No one likes to crash, but it is a part of cycling and most of the time your pride is all that gets hurt, plus a few tears in the Lycra. Your clothing helps prevent injuries, but sometimes you get cuts and scrapes, so is important to learn how to carefully assess and care for your cuts and scrapes if you fall. Most race venues have a first aid station and often EMTs or paramedics to provide assistance. They will likely have the materials to clean and dress your wounds, but not all races and events provide this service. One of my crashes occurred at a course in the middle of nowhere. I had no supplies with me and when I went to registration to get help, a guy gave me a band-aid out of his wallet.
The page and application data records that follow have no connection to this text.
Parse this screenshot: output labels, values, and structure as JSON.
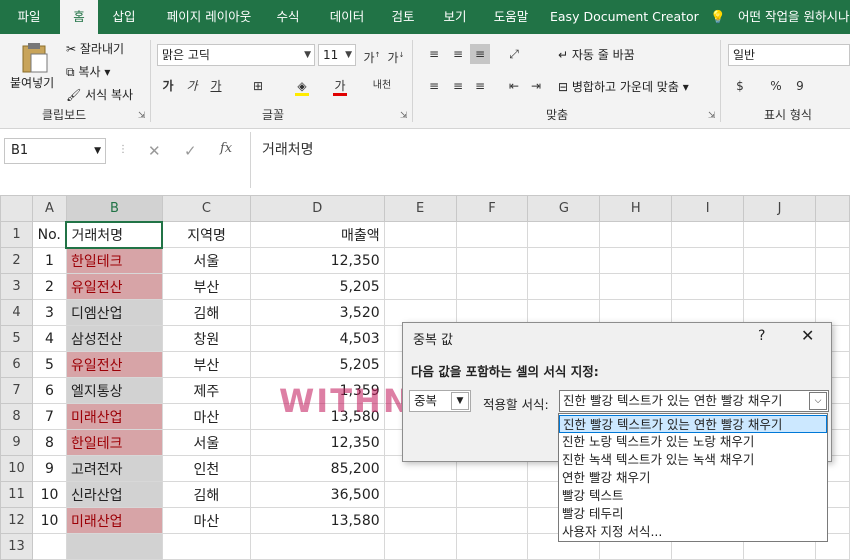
{
  "tabs": [
    "파일",
    "홈",
    "삽입",
    "페이지 레이아웃",
    "수식",
    "데이터",
    "검토",
    "보기",
    "도움말",
    "Easy Document Creator"
  ],
  "tell_me": "어떤 작업을 원하시나",
  "ribbon": {
    "paste": "붙여넣기",
    "cut": "잘라내기",
    "copy": "복사",
    "format_painter": "서식 복사",
    "clipboard_label": "클립보드",
    "font_name": "맑은 고딕",
    "font_size": "11",
    "bold": "가",
    "italic": "가",
    "underline": "가",
    "phonetic": "내천",
    "font_label": "글꼴",
    "wrap_text": "자동 줄 바꿈",
    "merge_center": "병합하고 가운데 맞춤",
    "align_label": "맞춤",
    "number_format": "일반",
    "percent": "%",
    "comma": "9",
    "number_label": "표시 형식"
  },
  "formula_bar": {
    "name_box": "B1",
    "content": "거래처명",
    "fx": "fx"
  },
  "columns": [
    "A",
    "B",
    "C",
    "D",
    "E",
    "F",
    "G",
    "H",
    "I",
    "J"
  ],
  "rows": [
    {
      "num": "1",
      "a": "No.",
      "b": "거래처명",
      "c": "지역명",
      "d": "매출액",
      "dup": false
    },
    {
      "num": "2",
      "a": "1",
      "b": "한일테크",
      "c": "서울",
      "d": "12,350",
      "dup": true
    },
    {
      "num": "3",
      "a": "2",
      "b": "유일전산",
      "c": "부산",
      "d": "5,205",
      "dup": true
    },
    {
      "num": "4",
      "a": "3",
      "b": "디엠산업",
      "c": "김해",
      "d": "3,520",
      "dup": false
    },
    {
      "num": "5",
      "a": "4",
      "b": "삼성전산",
      "c": "창원",
      "d": "4,503",
      "dup": false
    },
    {
      "num": "6",
      "a": "5",
      "b": "유일전산",
      "c": "부산",
      "d": "5,205",
      "dup": true
    },
    {
      "num": "7",
      "a": "6",
      "b": "엘지통상",
      "c": "제주",
      "d": "1,359",
      "dup": false
    },
    {
      "num": "8",
      "a": "7",
      "b": "미래산업",
      "c": "마산",
      "d": "13,580",
      "dup": true
    },
    {
      "num": "9",
      "a": "8",
      "b": "한일테크",
      "c": "서울",
      "d": "12,350",
      "dup": true
    },
    {
      "num": "10",
      "a": "9",
      "b": "고려전자",
      "c": "인천",
      "d": "85,200",
      "dup": false
    },
    {
      "num": "11",
      "a": "10",
      "b": "신라산업",
      "c": "김해",
      "d": "36,500",
      "dup": false
    },
    {
      "num": "12",
      "a": "10",
      "b": "미래산업",
      "c": "마산",
      "d": "13,580",
      "dup": true
    },
    {
      "num": "13",
      "a": "",
      "b": "",
      "c": "",
      "d": "",
      "dup": false
    }
  ],
  "dialog": {
    "title": "중복 값",
    "help": "?",
    "close": "✕",
    "prompt": "다음 값을 포함하는 셀의 서식 지정:",
    "type_value": "중복",
    "apply_label": "적용할 서식:",
    "format_value": "진한 빨강 텍스트가 있는 연한 빨강 채우기",
    "options": [
      "진한 빨강 텍스트가 있는 연한 빨강 채우기",
      "진한 노랑 텍스트가 있는 노랑 채우기",
      "진한 녹색 텍스트가 있는 녹색 채우기",
      "연한 빨강 채우기",
      "빨강 텍스트",
      "빨강 테두리",
      "사용자 지정 서식..."
    ]
  },
  "watermark": "WITHN",
  "colors": {
    "accent": "#217346",
    "dup_fill": "#d7a4a7",
    "dup_text": "#9c0006"
  }
}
I had to drive 30 miles to an emergency department with a make shift dressing using napkins from a drive through restaurant and a t-shirt. I wasn’t prepared and I won’t make that mistake again. Be prepared and don’t count on others to take care of you.
The first step in deciding how to take care of a skin injury is making an assessment as to the type of wound. ‘Road rash’ is a generic term generally referring to an abrasion. Abrasions, loosely defined as a skin injury that grinds away layers of skin, are often very painful. The most superficial layers of skin are removed and this can expose the sensitive underlying nerve endings. That is why a small abrasion often hurts more than a deep laceration. Usually there isn’t much bleeding associated with an abrasion because few of the small blood vessels are exposed and those that are may actually be cauterized by the friction forces of the crash itself. What ever bleeding does exist should be controlled with direct pressure. If the bleeding continues, it is likely that the wound is deeper than you initially suspected and evaluation by a physician is important.
The next step is wound cleansing. At the race site, I recommend that you use clean tap or bottled water with some sterile gauze and gently rinse and clean the wound. The cleaning process is usually more painful than the actual crash. Over-the-counter medications like acetaminophen (Tylenol) and ibuprofen (Advil) can help with the pain. Then at home it is very important to clean the wound thoroughly. Although this is often the most painful step, it is definitely the most crucial. The skin serves as the barrier to harmful bacteria between the outside environment and our bodies. Once the skin is damaged via an abrasion, that barrier has been breached. The healing process will be delayed and scarring more prominent if the wound is not clean. The shower is a great opportunity to clean the wound. You must push through the discomfort and scrub away the dirt. If you cannot do the cleaning process yourself then be sure to have someone help scrub. The cleaner the wound, the less the chance of infection and the sooner the wound will heal.
Once the wound has been thoroughly cleaned you are ready to apply a dressing. It is important not to apply a dry dressing, like dry gauze to the wound because this will dry and stick to the tissue, removing healing tissue when it is changed. A non-stick dressing such as Telfa or petroleum impregnated gauze such as Xeroform will work very well. These are available over the counter and should be a part of your race kit. If you do not have these you can saturate dry gauze with an antibiotic gel. It is important to keep the wound covered and moist. Not too moist however. When a dressing gets wet from seeping fluid from the wound it should be changed. If the wound becomes too moist it will delay healing. If the surrounding skin looks like you’ve been in the bath tub too long, the wound is too wet.
You should change the dressing 2-3 times per day in the first 48-72 hours. This allows you to keep the wound and dressing clean. If an infection starts it will likely develop in the first day or two. Signs of infection include swelling, redness, warmth, increased pain and discharge or pus. After the first 72 hours you can usually apply a dressing after a morning shower and leave it open to air in the evenings if you are in a clean indoor environment.
The best dressing for road rash on the legs and arms when riding is telfa or xeroform gauze held on with Band-Net (looks like white fish-net stocking). One of the most challenging components to any dressing is getting the supplies and often you have to make do with the materials you have available. Also, every cyclist should have a tetanus booster at least every ten years.
Road rash supplies are an essential part of a medical kit that is imperative for all competitive cyclists to have their own kit. (We will have more on medical kits later.)
Supplies for a Road Rash Kit
- Your name, health insurance information, contact names and numbers
- Normal saline or bottled water
- Betadine or hydrogen peroxide
- Dry sterile gauze
- Non-adhesive dressing material, both telfa and xeroform gauze
- Medical bandaging tape
- Polysporin antibiotic ointment
- Non-latex gloves
- Band-aid type bandages of varying sizes.
- Ibuprofen or Tylenol (know appropriate doses and safe use)
Remember, the ultimate goal is to prevent infection and allow the tissues to heal. When in doubt, see a physician.